Joseph Planta (1787–1847)
Joseph Planta was a diplomat of Romani-Swiss descent and born in the British Museum, where his father (also named Joseph) was an official. After studying at Eton, at the age of 15 he was appointed to a post in the Foreign Office. Promotion to the position of Private Secretary for Canning followed in 1807. A number of positions followed, touring Europe as a part of the mission to the allied sovereigns, leading to the signature of the Treaty of Paris in 1814. From 1827 to 1830 he was one of the joint secretaries of the Treasury. Following his marriage to Charlotte Papendick in 1831, he had a daughter, Elizabeth Mary Papendiek Planta.

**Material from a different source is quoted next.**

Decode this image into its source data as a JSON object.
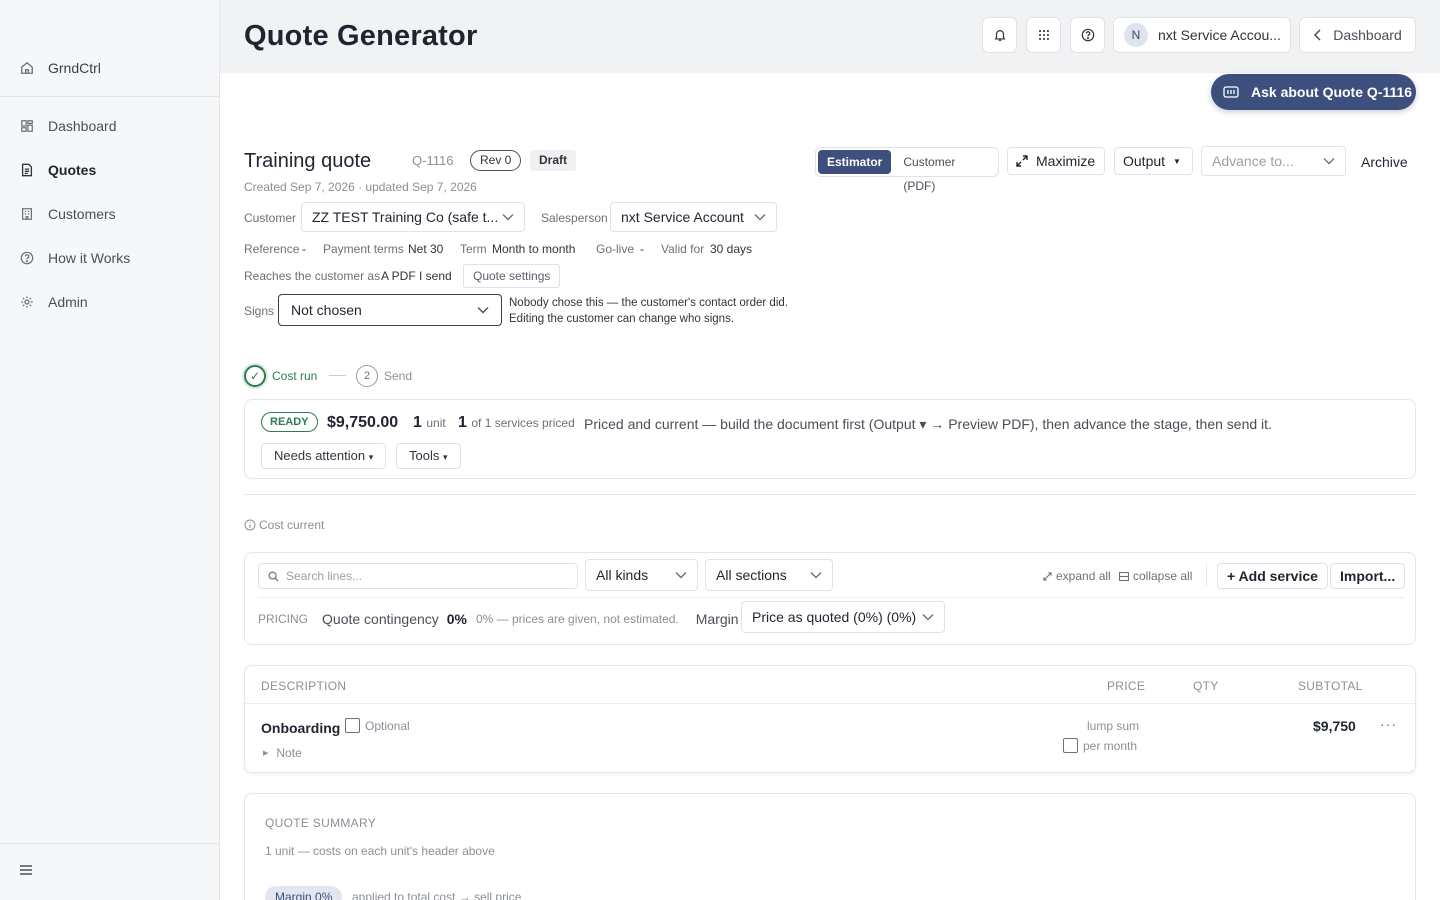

He was elected as Conservative Member of Parliament for Hastings in 1827 and 1830, defeated in 1835, but then re-elected in 1837, and again in 1841. He was knighted with the Grand Cross of the Hanoverian Guelphic Order (GCH). Planta took the 'Chiltern Hundreds' in 1844 as a result of poor health. Planta had his local residence in Fairlight Place